Prompt:
In the records that follow, show each line where the word "test" is present.

•••

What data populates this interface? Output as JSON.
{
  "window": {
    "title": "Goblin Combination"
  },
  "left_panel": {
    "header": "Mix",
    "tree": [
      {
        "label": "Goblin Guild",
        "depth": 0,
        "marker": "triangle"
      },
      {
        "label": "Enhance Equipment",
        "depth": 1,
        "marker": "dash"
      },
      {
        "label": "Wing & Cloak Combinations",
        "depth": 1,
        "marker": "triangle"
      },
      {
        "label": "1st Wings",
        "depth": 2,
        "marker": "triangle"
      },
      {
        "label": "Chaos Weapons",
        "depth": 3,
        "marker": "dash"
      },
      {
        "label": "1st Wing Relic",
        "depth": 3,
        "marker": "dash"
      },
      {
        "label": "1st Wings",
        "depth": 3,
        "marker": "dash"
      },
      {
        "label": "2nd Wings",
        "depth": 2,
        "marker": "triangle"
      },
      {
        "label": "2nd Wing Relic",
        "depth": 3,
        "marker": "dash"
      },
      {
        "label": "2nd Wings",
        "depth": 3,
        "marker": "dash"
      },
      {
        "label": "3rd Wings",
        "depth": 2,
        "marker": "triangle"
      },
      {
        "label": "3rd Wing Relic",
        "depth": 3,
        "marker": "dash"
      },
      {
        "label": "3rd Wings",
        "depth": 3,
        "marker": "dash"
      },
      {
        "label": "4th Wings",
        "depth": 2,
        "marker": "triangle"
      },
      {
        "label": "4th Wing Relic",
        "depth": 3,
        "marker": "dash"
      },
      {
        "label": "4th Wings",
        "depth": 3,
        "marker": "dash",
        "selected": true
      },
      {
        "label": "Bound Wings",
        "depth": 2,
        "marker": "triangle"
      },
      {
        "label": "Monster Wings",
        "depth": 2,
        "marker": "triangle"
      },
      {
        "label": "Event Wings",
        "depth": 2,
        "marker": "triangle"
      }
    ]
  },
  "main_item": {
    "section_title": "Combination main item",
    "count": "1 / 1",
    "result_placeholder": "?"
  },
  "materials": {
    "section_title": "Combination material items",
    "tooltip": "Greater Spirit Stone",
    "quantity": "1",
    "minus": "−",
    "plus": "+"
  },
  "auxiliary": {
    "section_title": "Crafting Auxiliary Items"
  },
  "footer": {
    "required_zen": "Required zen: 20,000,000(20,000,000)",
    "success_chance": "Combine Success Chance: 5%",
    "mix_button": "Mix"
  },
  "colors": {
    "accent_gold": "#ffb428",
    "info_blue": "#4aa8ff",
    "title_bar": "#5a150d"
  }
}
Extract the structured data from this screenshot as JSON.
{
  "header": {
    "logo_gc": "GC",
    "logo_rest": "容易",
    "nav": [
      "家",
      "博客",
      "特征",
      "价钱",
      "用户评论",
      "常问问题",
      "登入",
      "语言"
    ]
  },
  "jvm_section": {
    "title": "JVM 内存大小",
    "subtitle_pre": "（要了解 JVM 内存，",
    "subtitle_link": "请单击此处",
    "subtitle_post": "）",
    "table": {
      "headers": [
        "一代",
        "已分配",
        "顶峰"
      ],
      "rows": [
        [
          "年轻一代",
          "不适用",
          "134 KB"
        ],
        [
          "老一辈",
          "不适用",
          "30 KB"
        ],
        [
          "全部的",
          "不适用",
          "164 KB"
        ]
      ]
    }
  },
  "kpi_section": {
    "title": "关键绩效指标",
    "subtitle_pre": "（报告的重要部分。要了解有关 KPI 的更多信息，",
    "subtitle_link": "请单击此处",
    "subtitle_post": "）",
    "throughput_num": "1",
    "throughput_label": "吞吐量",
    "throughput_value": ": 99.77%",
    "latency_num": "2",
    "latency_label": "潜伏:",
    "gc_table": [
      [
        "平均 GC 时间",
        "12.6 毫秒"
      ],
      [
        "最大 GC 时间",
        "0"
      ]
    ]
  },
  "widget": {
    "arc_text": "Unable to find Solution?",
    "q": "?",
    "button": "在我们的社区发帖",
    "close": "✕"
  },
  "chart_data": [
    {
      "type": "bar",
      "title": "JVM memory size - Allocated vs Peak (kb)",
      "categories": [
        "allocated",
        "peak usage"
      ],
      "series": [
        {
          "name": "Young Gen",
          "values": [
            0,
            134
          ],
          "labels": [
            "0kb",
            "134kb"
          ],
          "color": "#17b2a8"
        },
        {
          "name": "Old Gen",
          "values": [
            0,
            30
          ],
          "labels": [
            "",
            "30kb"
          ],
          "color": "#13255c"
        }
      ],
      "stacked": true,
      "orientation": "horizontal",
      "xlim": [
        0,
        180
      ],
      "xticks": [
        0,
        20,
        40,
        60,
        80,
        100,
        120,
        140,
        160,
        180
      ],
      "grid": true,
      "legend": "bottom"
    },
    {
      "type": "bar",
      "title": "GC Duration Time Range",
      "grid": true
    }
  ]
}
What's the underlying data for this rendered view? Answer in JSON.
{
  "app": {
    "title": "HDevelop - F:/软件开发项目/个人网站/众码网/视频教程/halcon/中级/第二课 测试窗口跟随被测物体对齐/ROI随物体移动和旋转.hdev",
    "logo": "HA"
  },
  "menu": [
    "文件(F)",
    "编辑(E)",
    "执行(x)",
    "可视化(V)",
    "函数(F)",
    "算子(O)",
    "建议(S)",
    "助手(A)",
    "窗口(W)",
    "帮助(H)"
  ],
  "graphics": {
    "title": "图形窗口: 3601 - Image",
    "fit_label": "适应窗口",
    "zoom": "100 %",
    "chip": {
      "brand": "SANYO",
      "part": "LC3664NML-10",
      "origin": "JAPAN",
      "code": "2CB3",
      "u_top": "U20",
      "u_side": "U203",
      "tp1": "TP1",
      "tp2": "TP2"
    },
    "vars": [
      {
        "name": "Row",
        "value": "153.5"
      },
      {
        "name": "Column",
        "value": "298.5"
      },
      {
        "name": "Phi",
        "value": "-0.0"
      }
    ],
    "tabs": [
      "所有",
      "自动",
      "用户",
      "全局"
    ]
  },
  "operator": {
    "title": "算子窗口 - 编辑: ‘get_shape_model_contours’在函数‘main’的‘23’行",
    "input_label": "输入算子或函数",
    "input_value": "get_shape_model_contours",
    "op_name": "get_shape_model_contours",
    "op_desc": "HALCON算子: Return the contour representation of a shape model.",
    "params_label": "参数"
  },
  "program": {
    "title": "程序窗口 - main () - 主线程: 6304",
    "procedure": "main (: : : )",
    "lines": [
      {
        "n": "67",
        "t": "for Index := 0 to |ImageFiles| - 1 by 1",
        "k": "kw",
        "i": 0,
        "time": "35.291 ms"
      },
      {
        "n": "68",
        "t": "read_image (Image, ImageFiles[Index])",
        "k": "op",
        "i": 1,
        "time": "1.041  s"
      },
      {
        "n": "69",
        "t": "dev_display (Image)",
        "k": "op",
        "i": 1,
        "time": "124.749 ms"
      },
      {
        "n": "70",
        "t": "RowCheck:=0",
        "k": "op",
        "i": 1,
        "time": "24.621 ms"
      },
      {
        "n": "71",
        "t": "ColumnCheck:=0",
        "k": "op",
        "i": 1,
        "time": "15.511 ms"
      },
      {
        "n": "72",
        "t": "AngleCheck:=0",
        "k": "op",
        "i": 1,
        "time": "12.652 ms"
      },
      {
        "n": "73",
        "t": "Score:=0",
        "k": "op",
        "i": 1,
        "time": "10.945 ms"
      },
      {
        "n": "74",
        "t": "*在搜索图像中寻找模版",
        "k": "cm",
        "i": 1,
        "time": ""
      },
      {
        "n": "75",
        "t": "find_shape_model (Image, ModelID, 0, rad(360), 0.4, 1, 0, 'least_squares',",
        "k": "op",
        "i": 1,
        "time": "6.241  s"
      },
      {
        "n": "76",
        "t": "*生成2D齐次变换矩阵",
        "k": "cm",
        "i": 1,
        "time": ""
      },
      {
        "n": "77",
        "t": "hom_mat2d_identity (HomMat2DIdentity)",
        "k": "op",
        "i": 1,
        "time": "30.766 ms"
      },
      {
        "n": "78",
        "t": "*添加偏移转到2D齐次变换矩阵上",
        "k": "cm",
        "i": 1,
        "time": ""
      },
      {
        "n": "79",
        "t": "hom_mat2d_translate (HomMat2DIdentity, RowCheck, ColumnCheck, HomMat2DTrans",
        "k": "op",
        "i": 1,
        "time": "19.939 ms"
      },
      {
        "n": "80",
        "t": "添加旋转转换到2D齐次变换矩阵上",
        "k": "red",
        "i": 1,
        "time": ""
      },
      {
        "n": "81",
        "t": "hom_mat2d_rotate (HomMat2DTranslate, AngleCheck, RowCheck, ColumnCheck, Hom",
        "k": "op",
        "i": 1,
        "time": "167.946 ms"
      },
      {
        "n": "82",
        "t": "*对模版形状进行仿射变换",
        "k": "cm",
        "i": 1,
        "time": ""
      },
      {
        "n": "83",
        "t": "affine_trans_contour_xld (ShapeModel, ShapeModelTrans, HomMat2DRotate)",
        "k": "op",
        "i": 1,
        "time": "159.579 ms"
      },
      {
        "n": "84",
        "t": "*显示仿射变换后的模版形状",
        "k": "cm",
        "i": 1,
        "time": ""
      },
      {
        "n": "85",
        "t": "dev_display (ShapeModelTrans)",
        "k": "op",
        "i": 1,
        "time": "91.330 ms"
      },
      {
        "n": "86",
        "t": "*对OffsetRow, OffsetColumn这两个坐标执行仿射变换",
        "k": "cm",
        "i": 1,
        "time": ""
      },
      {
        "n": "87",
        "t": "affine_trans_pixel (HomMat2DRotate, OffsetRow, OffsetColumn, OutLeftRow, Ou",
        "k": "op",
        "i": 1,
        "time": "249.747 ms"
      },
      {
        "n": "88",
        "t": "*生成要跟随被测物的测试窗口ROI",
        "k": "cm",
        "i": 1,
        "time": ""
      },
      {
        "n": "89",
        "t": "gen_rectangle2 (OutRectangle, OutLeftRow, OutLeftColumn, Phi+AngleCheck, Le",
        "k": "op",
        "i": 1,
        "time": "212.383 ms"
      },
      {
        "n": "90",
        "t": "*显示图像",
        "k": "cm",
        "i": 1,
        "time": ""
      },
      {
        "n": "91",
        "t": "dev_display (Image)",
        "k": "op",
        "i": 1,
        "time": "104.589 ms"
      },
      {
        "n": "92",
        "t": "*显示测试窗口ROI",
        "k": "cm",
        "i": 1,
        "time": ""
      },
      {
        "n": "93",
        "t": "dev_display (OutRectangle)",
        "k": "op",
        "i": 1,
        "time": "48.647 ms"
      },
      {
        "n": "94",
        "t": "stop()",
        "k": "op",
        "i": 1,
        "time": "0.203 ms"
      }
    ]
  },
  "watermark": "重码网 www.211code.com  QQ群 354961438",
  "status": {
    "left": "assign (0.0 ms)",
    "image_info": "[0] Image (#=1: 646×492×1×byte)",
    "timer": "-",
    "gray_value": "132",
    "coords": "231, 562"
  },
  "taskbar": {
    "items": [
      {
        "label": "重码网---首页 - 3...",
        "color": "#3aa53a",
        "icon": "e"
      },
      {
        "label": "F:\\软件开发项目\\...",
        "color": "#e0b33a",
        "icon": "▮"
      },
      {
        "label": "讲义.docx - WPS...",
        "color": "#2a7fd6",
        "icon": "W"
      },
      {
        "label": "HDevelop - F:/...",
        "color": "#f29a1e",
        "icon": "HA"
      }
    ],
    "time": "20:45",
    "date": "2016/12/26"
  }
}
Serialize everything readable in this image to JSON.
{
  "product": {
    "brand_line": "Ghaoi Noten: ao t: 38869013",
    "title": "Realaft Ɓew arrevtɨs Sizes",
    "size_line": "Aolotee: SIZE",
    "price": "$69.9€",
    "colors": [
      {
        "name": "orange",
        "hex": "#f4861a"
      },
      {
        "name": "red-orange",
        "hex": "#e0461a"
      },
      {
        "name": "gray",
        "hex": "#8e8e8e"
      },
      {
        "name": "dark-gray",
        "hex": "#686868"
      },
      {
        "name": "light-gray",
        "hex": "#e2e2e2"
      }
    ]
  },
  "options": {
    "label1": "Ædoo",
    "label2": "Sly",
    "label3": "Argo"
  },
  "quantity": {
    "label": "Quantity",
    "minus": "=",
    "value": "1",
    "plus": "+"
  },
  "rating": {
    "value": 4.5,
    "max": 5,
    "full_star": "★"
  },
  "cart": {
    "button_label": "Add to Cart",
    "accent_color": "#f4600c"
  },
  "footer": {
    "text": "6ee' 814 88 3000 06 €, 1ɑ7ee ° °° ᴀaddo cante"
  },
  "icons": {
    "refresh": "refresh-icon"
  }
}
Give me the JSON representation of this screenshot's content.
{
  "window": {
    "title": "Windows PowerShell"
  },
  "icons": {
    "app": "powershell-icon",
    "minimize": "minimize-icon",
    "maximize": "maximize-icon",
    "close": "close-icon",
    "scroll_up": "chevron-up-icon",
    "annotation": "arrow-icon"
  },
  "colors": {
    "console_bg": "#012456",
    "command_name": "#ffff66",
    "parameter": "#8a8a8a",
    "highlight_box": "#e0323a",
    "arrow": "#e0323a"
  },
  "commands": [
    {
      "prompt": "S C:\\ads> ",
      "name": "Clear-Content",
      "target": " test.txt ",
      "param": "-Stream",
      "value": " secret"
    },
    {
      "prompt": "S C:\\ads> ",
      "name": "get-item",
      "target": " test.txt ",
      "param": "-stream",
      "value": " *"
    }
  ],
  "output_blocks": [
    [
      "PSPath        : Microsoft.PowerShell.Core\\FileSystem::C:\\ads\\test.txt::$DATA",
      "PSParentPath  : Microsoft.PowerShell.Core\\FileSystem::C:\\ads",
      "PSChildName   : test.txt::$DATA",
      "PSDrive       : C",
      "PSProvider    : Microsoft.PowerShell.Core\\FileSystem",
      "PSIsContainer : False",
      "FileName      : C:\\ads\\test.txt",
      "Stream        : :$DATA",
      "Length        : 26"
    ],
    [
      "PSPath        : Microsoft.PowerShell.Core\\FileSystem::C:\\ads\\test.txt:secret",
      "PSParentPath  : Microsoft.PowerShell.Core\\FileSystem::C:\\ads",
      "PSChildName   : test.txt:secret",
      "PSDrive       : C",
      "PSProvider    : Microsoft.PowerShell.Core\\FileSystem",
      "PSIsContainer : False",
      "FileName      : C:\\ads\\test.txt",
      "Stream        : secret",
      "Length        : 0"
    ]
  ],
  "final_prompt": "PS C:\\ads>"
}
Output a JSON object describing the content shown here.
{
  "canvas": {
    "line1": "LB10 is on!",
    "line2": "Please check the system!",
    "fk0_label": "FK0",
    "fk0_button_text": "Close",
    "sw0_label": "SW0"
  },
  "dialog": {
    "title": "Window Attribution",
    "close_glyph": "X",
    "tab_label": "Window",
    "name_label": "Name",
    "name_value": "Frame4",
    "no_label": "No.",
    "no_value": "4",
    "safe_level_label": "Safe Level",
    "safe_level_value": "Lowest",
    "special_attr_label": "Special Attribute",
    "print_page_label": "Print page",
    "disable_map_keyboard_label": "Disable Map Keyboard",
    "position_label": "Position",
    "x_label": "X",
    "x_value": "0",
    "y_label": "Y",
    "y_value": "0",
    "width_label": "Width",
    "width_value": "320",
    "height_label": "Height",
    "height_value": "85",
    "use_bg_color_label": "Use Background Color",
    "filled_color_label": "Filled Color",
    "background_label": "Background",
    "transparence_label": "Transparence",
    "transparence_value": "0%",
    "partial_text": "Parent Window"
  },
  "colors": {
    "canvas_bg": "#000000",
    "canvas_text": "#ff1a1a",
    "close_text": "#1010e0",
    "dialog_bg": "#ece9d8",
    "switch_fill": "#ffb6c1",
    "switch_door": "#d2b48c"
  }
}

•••

Exercise response:
      "target": " test.txt ",
      "target": " test.txt ",
      "PSPath        : Microsoft.PowerShell.Core\\FileSystem::C:\\ads\\test.txt::$DATA",
      "PSChildName   : test.txt::$DATA",
      "FileName      : C:\\ads\\test.txt",
      "PSPath        : Microsoft.PowerShell.Core\\FileSystem::C:\\ads\\test.txt:secret",
      "PSChildName   : test.txt:secret",
      "FileName      : C:\\ads\\test.txt",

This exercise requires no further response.